If you believe some polls and the news media, Donald Trump's campaign is on a downslide in Iowa, the first state to hold a Republican caucus where a convoluted process begins to select a grand total of up to 30 delegates, just over one percent of the total.
The impact of the Iowa caucus is negligible for a number of reasons, but, because it is the first such vote in the nation, the media believes it should set the agenda for all the rest of the states. That obviously is not the case, yet, two polls, neither of which can actually claim to know for sure exactly who they allegedly interviewed, have concluded that Dr. Ben Carson, whom I respect, has leaped ahead of Trump.
The genesis of this astounding turnaround in the current race for the GOP presidential nomination is in a poll from Quinnipiac University and another from the "highly respected" Des Moines Register newspaper. Actually, the polling method is so shallow in each instance that the number quoted by the media, that is salivating to drive a stake through Trump's heart, could actually be the reverse of what is reported.
In the Register's own words, "The Iowa Poll, conducted October 16-19 … is based on telephone interviews with 401 registered Iowa voters who say they definitely or probably will attend the 2016 Republican caucuses … .
"Questions based on the subsamples of 401 likely Republican caucus attendees each have a maximum margin of error of plus or minus 4.9 percentage points. This means that if this survey were repeated using the same questions and the same methodology, 19 times out of 20, the findings would not vary from the percentages shown here by more than plus or minus 4.9 percentage points." 
In other words, besides the fact that the sampling is pitifully small, these polls were conducted over the phone with people who may or may not have been who they say they are. Similarly, the poll from Quinnipiac University poll has some questionable conclusions.
Quinnipiac says that Carson leads Trump 28 - 20 percent among Iowa likely Republican Caucus participants. A news release on the poll also says, "This compares to the results of a September 11 survey showing Trump at 27 percent with Carson at 21 percent."
But again, check out the methodology. "This RDD telephone survey was conducted from October 14 - 20, 2015 throughout the state of Iowa. Responses are reported for 574 likely Iowa Republican Caucus participants …. This subset of likely Republican caucus -goers has a margin of sampling error of +/ - 4.1 percentage points."
But here is the part I like best. The poll is done on phones and when someone answers a landline, "Interviewers ask to speak with the adult member of the household having the next birthday."

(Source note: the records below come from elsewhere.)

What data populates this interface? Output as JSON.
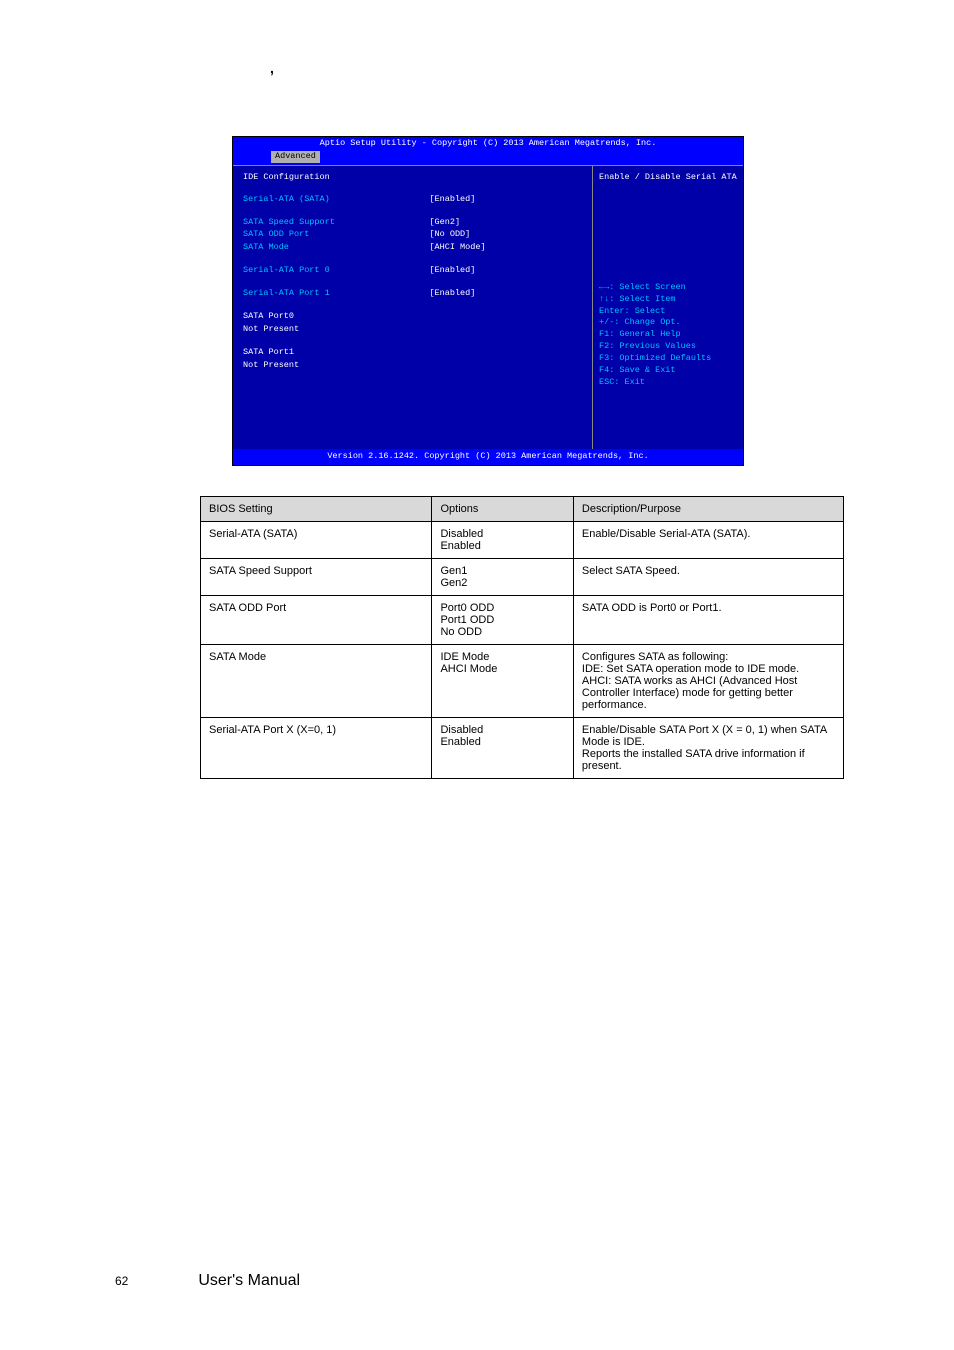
{
  "stray": ",",
  "bios": {
    "topbar": "Aptio Setup Utility - Copyright (C) 2013 American Megatrends, Inc.",
    "tab": "Advanced",
    "heading": "IDE Configuration",
    "rows": [
      {
        "label": "Serial-ATA (SATA)",
        "value": "[Enabled]",
        "white": false
      },
      {
        "spacer": true
      },
      {
        "label": "SATA Speed Support",
        "value": "[Gen2]"
      },
      {
        "label": "SATA ODD Port",
        "value": "[No ODD]"
      },
      {
        "label": "SATA Mode",
        "value": "[AHCI Mode]"
      },
      {
        "spacer": true
      },
      {
        "label": "Serial-ATA Port 0",
        "value": "[Enabled]"
      },
      {
        "spacer": true
      },
      {
        "label": "Serial-ATA Port 1",
        "value": "[Enabled]"
      },
      {
        "spacer": true
      },
      {
        "label": "SATA Port0",
        "value": "",
        "white": true
      },
      {
        "label": "Not Present",
        "value": "",
        "white": true
      },
      {
        "spacer": true
      },
      {
        "label": "SATA Port1",
        "value": "",
        "white": true
      },
      {
        "label": "Not Present",
        "value": "",
        "white": true
      }
    ],
    "help_item": "Enable / Disable Serial ATA",
    "nav": [
      "←→: Select Screen",
      "↑↓: Select Item",
      "Enter: Select",
      "+/-: Change Opt.",
      "F1: General Help",
      "F2: Previous Values",
      "F3: Optimized Defaults",
      "F4: Save & Exit",
      "ESC: Exit"
    ],
    "footerbar": "Version 2.16.1242. Copyright (C) 2013 American Megatrends, Inc."
  },
  "table": {
    "headers": [
      "BIOS Setting",
      "Options",
      "Description/Purpose"
    ],
    "rows": [
      {
        "name": "Serial-ATA (SATA)",
        "opts": "Disabled\nEnabled",
        "desc": "Enable/Disable Serial-ATA (SATA)."
      },
      {
        "name": "SATA Speed Support",
        "opts": "Gen1\nGen2",
        "desc": "Select SATA Speed."
      },
      {
        "name": "SATA ODD Port",
        "opts": "Port0 ODD\nPort1 ODD\nNo ODD",
        "desc": "SATA ODD is Port0 or Port1."
      },
      {
        "name": "SATA Mode",
        "opts": "IDE Mode\nAHCI Mode",
        "desc": "Configures SATA as following:\nIDE: Set SATA operation mode to IDE mode.\nAHCI: SATA works as AHCI (Advanced Host Controller Interface) mode for getting better performance."
      },
      {
        "name": "Serial-ATA Port X (X=0, 1)",
        "opts": "Disabled\nEnabled",
        "desc": "Enable/Disable SATA Port X (X = 0, 1) when SATA Mode is IDE.\nReports the installed SATA drive information if present."
      }
    ]
  },
  "footer": {
    "page": "62",
    "title": "User's Manual"
  }
}
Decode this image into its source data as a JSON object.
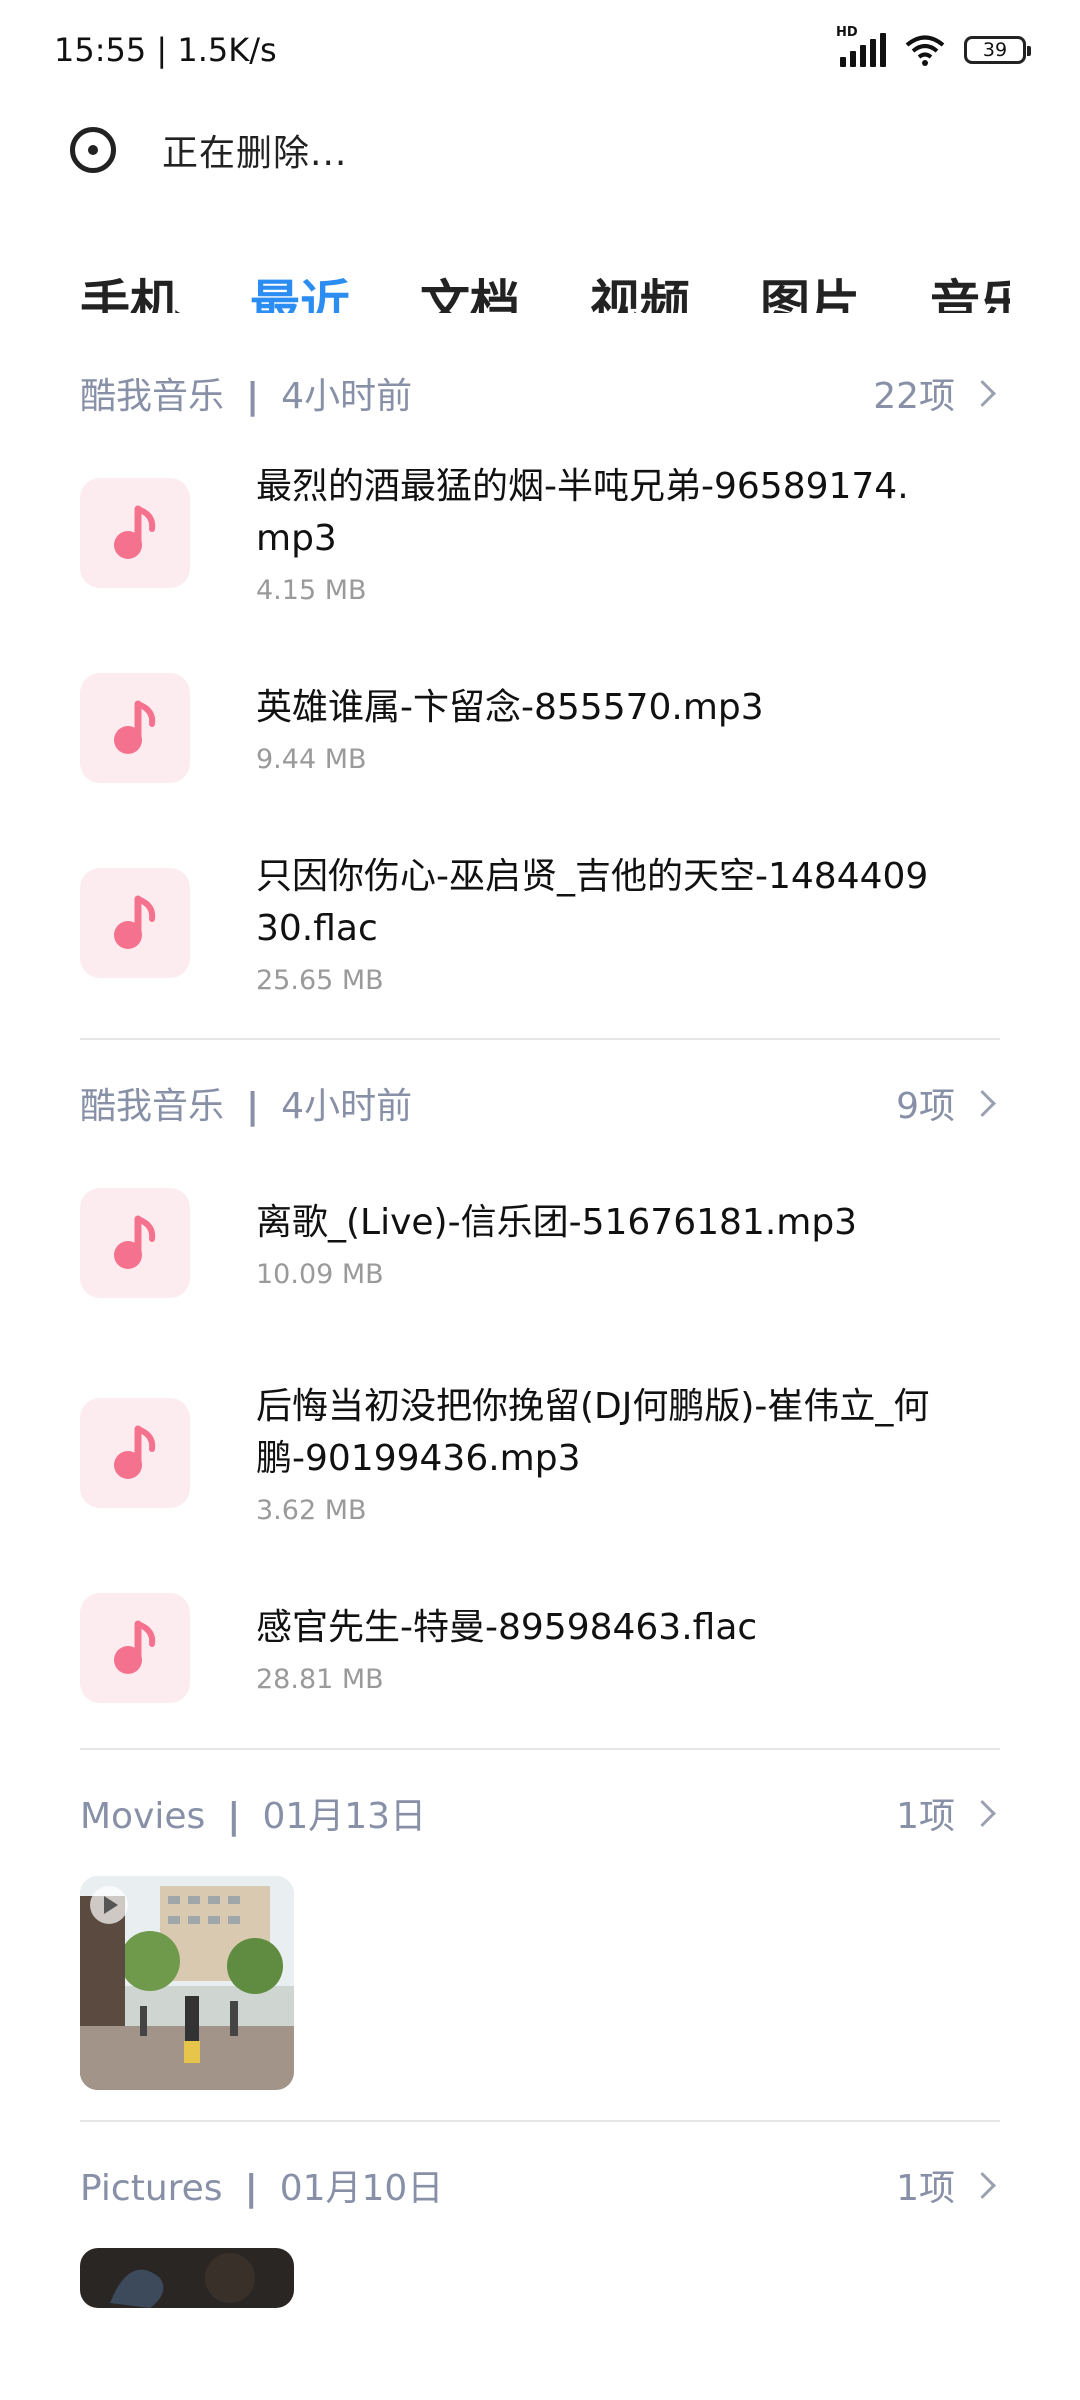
{
  "status_bar": {
    "time_speed": "15:55 | 1.5K/s",
    "hd_label": "HD",
    "battery": "39"
  },
  "header": {
    "deleting_text": "正在删除..."
  },
  "tabs": [
    "手机",
    "最近",
    "文档",
    "视频",
    "图片",
    "音乐"
  ],
  "groups": [
    {
      "source": "酷我音乐",
      "time": "4小时前",
      "count": "22项",
      "files": [
        {
          "name": "最烈的酒最猛的烟-半吨兄弟-96589174.mp3",
          "size": "4.15 MB"
        },
        {
          "name": "英雄谁属-卞留念-855570.mp3",
          "size": "9.44 MB"
        },
        {
          "name": "只因你伤心-巫启贤_吉他的天空-148440930.flac",
          "size": "25.65 MB"
        }
      ]
    },
    {
      "source": "酷我音乐",
      "time": "4小时前",
      "count": "9项",
      "files": [
        {
          "name": "离歌_(Live)-信乐团-51676181.mp3",
          "size": "10.09 MB"
        },
        {
          "name": "后悔当初没把你挽留(DJ何鹏版)-崔伟立_何鹏-90199436.mp3",
          "size": "3.62 MB"
        },
        {
          "name": "感官先生-特曼-89598463.flac",
          "size": "28.81 MB"
        }
      ]
    },
    {
      "source": "Movies",
      "time": "01月13日",
      "count": "1项"
    },
    {
      "source": "Pictures",
      "time": "01月10日",
      "count": "1项"
    }
  ],
  "colors": {
    "accent": "#2b8df2",
    "music_icon": "#f4728e",
    "music_icon_bg": "#fdecef",
    "group_header": "#8790a6"
  }
}
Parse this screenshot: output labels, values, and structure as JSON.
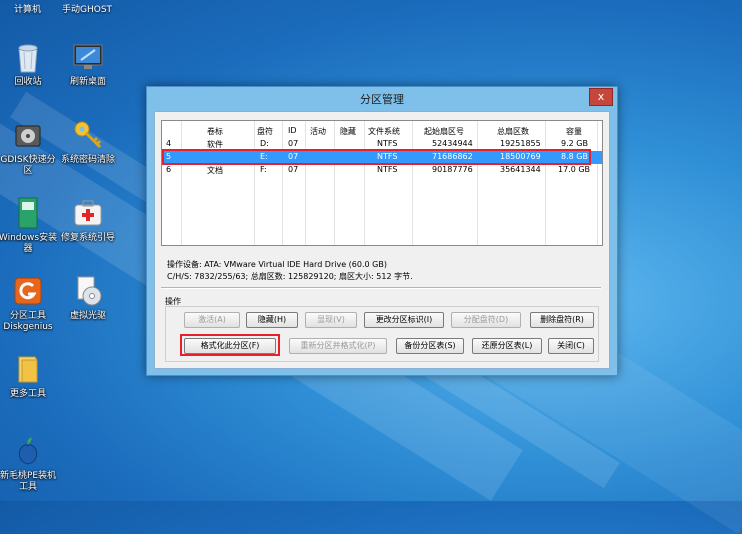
{
  "desktop": {
    "top_labels": [
      "计算机",
      "手动GHOST"
    ],
    "icons": [
      {
        "label": "回收站",
        "icon": "recycle-bin-icon"
      },
      {
        "label": "刷新桌面",
        "icon": "refresh-desktop-icon"
      },
      {
        "label": "GDISK快速分区",
        "icon": "gdisk-icon"
      },
      {
        "label": "系统密码清除",
        "icon": "key-icon"
      },
      {
        "label": "Windows安装器",
        "icon": "windows-installer-icon"
      },
      {
        "label": "修复系统引导",
        "icon": "first-aid-icon"
      },
      {
        "label": "分区工具Diskgenius",
        "icon": "diskgenius-icon"
      },
      {
        "label": "虚拟光驱",
        "icon": "virtual-cd-icon"
      },
      {
        "label": "更多工具",
        "icon": "folder-icon"
      },
      {
        "label": "新毛桃PE装机工具",
        "icon": "peach-icon"
      }
    ]
  },
  "window": {
    "title": "分区管理",
    "close_label": "x",
    "columns": [
      "卷标",
      "盘符",
      "ID",
      "活动",
      "隐藏",
      "文件系统",
      "起始扇区号",
      "总扇区数",
      "容量"
    ],
    "rows": [
      {
        "num": "4",
        "label": "软件",
        "drive": "D:",
        "id": "07",
        "active": "",
        "hidden": "",
        "fs": "NTFS",
        "start": "52434944",
        "total": "19251855",
        "size": "9.2 GB",
        "selected": false
      },
      {
        "num": "5",
        "label": "",
        "drive": "E:",
        "id": "07",
        "active": "",
        "hidden": "",
        "fs": "NTFS",
        "start": "71686862",
        "total": "18500769",
        "size": "8.8 GB",
        "selected": true
      },
      {
        "num": "6",
        "label": "文档",
        "drive": "F:",
        "id": "07",
        "active": "",
        "hidden": "",
        "fs": "NTFS",
        "start": "90187776",
        "total": "35641344",
        "size": "17.0 GB",
        "selected": false
      }
    ],
    "info_line1": "操作设备:  ATA: VMware Virtual IDE Hard Drive (60.0 GB)",
    "info_line2": "C/H/S: 7832/255/63; 总扇区数: 125829120; 扇区大小: 512 字节.",
    "operations_label": "操作",
    "buttons": {
      "activate": "激活(A)",
      "hide": "隐藏(H)",
      "show": "显现(V)",
      "change_id": "更改分区标识(I)",
      "assign_letter": "分配盘符(D)",
      "delete_letter": "删除盘符(R)",
      "format": "格式化此分区(F)",
      "repartition": "重新分区并格式化(P)",
      "backup": "备份分区表(S)",
      "restore": "还原分区表(L)",
      "close": "关闭(C)"
    }
  },
  "colors": {
    "selection": "#3399ff",
    "highlight_box": "#e8202a",
    "window_frame": "#7ec0ea"
  }
}
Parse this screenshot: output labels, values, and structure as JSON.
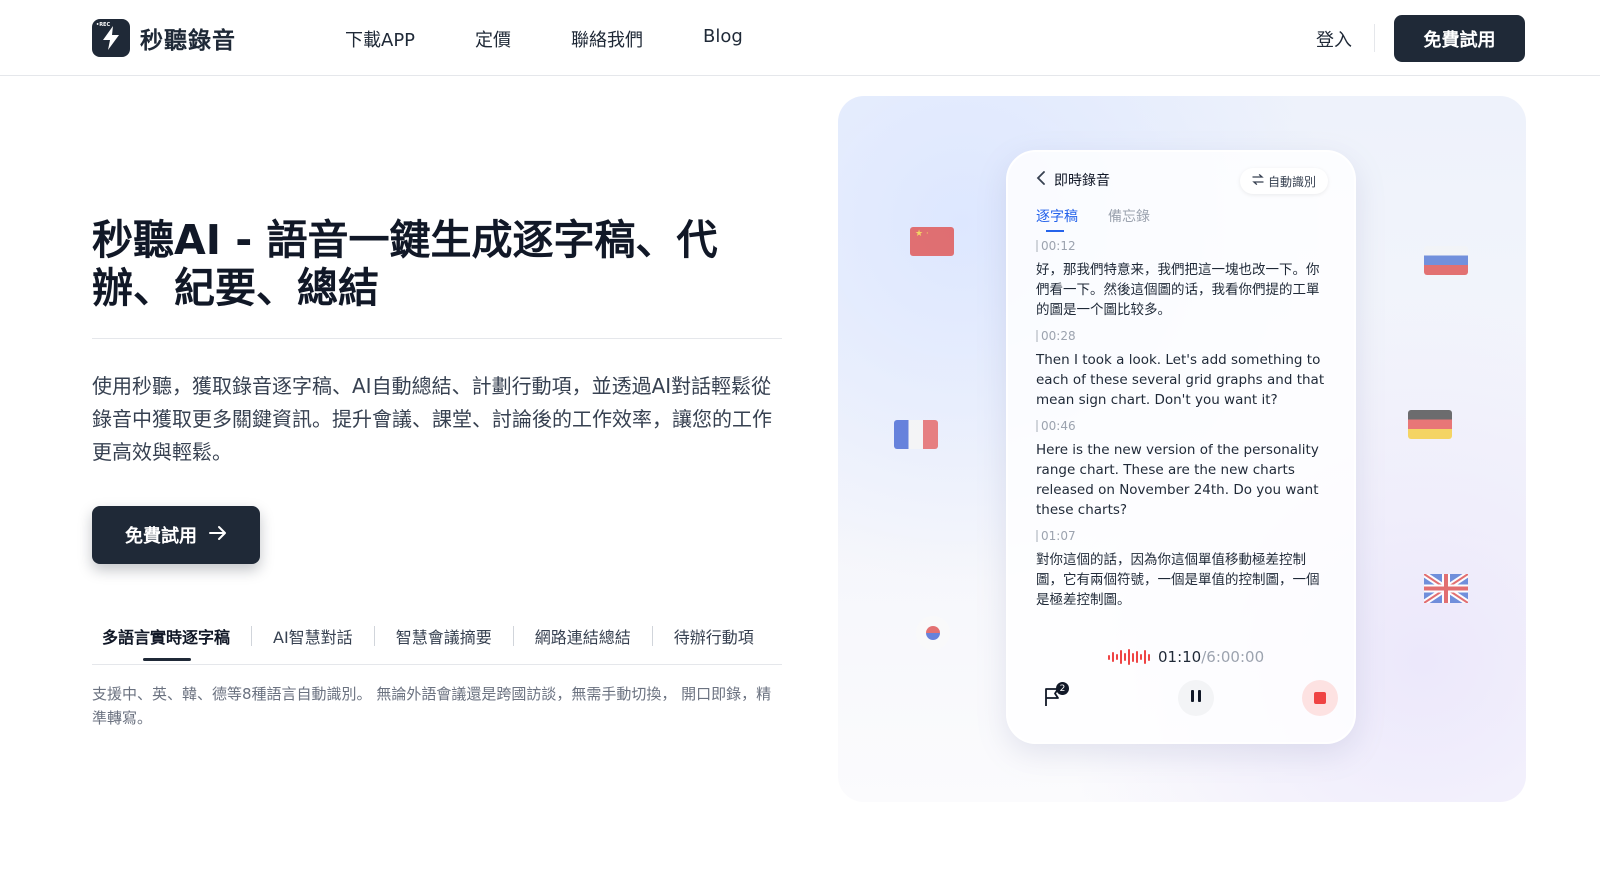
{
  "header": {
    "brand": "秒聽錄音",
    "logo_badge": "•REC",
    "nav": [
      "下載APP",
      "定價",
      "聯絡我們",
      "Blog"
    ],
    "login": "登入",
    "cta": "免費試用"
  },
  "hero": {
    "title": "秒聽AI - 語音一鍵生成逐字稿、代辦、紀要、總結",
    "description": "使用秒聽，獲取錄音逐字稿、AI自動總結、計劃行動項，並透過AI對話輕鬆從錄音中獲取更多關鍵資訊。提升會議、課堂、討論後的工作效率，讓您的工作更高效與輕鬆。",
    "cta": "免費試用",
    "features": [
      "多語言實時逐字稿",
      "AI智慧對話",
      "智慧會議摘要",
      "網路連結總結",
      "待辦行動項"
    ],
    "active_feature": 0,
    "feature_description": "支援中、英、韓、德等8種語言自動識別。 無論外語會議還是跨國訪談，無需手動切換， 開口即錄，精準轉寫。"
  },
  "phone": {
    "title": "即時錄音",
    "auto_detect": "自動識別",
    "tabs": [
      "逐字稿",
      "備忘錄"
    ],
    "segments": [
      {
        "time": "00:12",
        "text": "好，那我們特意来，我們把這一塊也改一下。你們看一下。然後這個圖的话，我看你們提的工單的圖是一个圖比较多。"
      },
      {
        "time": "00:28",
        "text": "Then I took a look. Let's add something to each of these several grid graphs and that mean sign chart. Don't you want it?"
      },
      {
        "time": "00:46",
        "text": "Here is the new version of the personality range chart. These are the new charts released on November 24th. Do you want these charts?"
      },
      {
        "time": "01:07",
        "text": "對你這個的話，因為你這個單值移動極差控制圖，它有兩個符號，一個是單值的控制圖，一個是極差控制圖。"
      }
    ],
    "elapsed": "01:10",
    "total": "/6:00:00",
    "flag_count": "2",
    "accent_color": "#ef4444"
  }
}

Well that is a foolproof method of determining voter identifications if I ever saw one. Suppose that an interviewer calls my house and asks to speak to the adult who has the next birthday. That would be my wife, but hell will freeze over before she ever answers a poll, so I would just say, "Oh, that's me. Fire away." See how that works?
Meanwhile, Dr. Carson did some Sunday media work, basking in the glow of "front-runner" status, and on Fox News Sunday had an extraordinarily difficult time explaining his proposed changes to Obamacare and Medicare. Carson has said he will repeal Obamacare, as have most Republicans, but adds that he will give wage earners a choice of having their own health insurance account as opposed to letting government bureaucrats determine their future health care.
FOX moderator Chris Wallace seemed unable to get his head around that concept and repeatedly asked Carson to explain how this proposal would work and how it is different from earlier incarnations of Carson's health plans. Carson tried very patiently to explain his plan but Wallace simply was having none of it.
I don't know whether Carson has suddenly lost his communication skills or if Wallace was just have a rough Sunday morning, but the interview went badly for Carson who seemed to be struggling through most of it. Remember when I wrote in my last column, that Carson is next to feel the full weight of negative media? Looks like it started Sunday.
Oddly, the Iowa caucuses are virtually irrelevant. The results of the caucus are reported to the media which then deserts Iowa usually without explaining that there then will be county, district and state conventions that actually select the Iowa delegates, and they aren't bound in the least to the results of the original caucuses!
Last time around Rick Santorum won the Iowa caucus, for instance, but the media declared Mitt Romney to be the winner, regardless of what the votes showed, and by the time the record was corrected, any momentum Santorum may have garnered dissipated.
As noted previously, the Register poll notes that if the same questions were asked of the same people 20 times, the answers would change by plus or minus 4.9 percent in 19 of those times. The 20th round of questioning apparently is a wild card.
So, does that mean that one time out of 20, people who may or may not plan on attending an Iowa GOP caucus, and may or may not be eligible to vote in said caucus, and may or may not actually vote, could declare by a wide margin, say 85 percent, that they are forever bound to Alfred E. Neuman? Plus or minus 4.9 percent of course. But their votes aren't binding.